WHAT THE TASK REQUIRES:
Please look for the string "label" below and report every line in which it occurs.

SOURCE DATA:
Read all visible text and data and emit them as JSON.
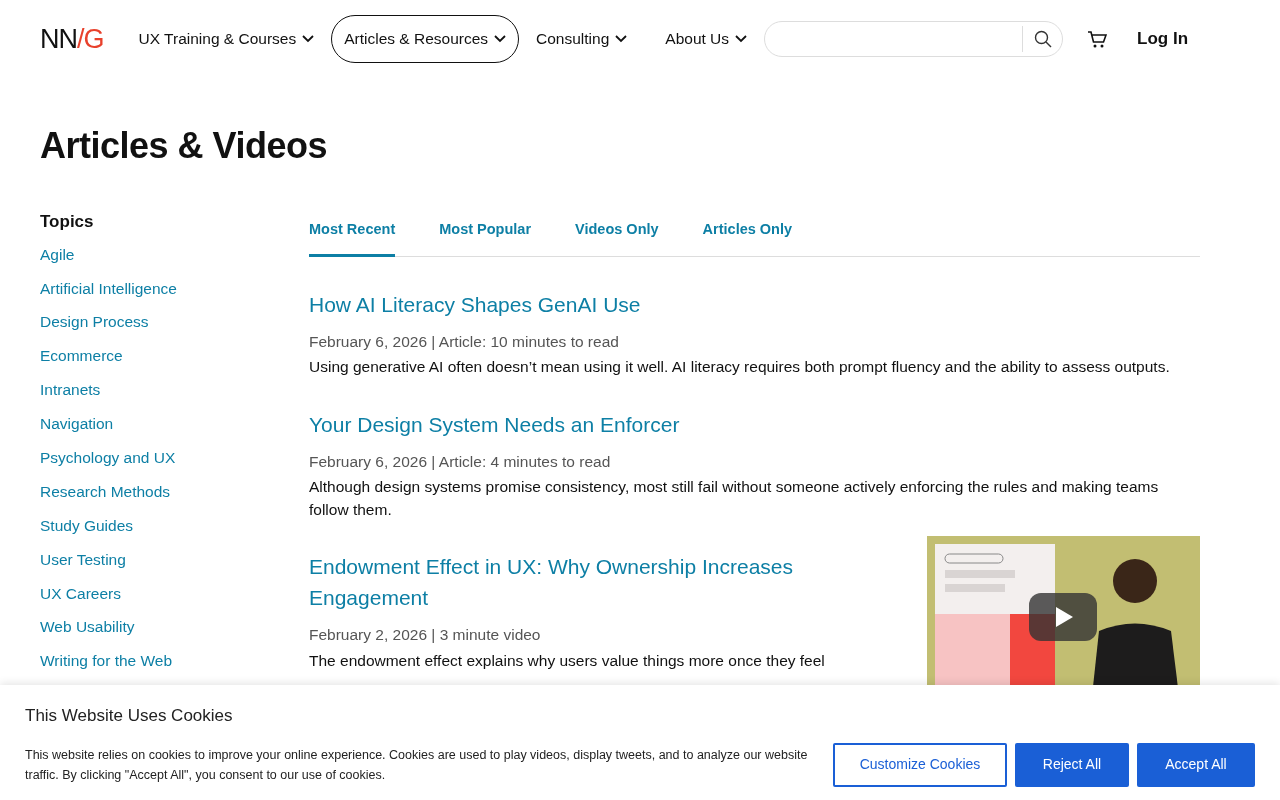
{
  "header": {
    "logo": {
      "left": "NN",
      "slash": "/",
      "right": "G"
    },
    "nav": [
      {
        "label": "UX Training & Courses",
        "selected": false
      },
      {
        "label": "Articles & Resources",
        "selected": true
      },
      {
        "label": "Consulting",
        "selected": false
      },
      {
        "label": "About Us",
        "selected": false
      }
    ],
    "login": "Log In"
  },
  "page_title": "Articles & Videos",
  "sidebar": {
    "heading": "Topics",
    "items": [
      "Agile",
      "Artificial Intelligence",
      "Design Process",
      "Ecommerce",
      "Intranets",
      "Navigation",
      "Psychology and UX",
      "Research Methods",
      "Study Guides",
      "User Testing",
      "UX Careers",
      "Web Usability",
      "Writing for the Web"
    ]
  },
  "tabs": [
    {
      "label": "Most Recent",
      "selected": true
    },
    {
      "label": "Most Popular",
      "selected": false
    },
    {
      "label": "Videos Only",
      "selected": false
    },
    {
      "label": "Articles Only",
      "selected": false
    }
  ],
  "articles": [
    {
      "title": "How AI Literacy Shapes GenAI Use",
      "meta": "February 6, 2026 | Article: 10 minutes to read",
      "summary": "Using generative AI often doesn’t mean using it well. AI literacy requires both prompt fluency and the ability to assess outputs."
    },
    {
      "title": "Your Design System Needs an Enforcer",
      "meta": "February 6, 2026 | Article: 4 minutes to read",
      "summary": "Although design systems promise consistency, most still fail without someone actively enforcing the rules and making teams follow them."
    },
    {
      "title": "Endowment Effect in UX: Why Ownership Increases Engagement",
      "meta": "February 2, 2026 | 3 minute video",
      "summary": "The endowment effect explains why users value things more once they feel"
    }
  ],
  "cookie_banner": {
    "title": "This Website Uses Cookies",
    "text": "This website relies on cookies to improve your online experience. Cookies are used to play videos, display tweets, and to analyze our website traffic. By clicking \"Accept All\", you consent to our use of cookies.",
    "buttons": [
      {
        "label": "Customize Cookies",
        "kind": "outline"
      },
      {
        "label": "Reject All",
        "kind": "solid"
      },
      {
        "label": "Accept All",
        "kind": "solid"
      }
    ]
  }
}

TASK ANSWER:
        "label": "UX Training & Courses",
        "label": "Articles & Resources",
        "label": "Consulting",
        "label": "About Us",
      "label": "Most Recent",
      "label": "Most Popular",
      "label": "Videos Only",
      "label": "Articles Only",
        "label": "Customize Cookies",
        "label": "Reject All",
        "label": "Accept All",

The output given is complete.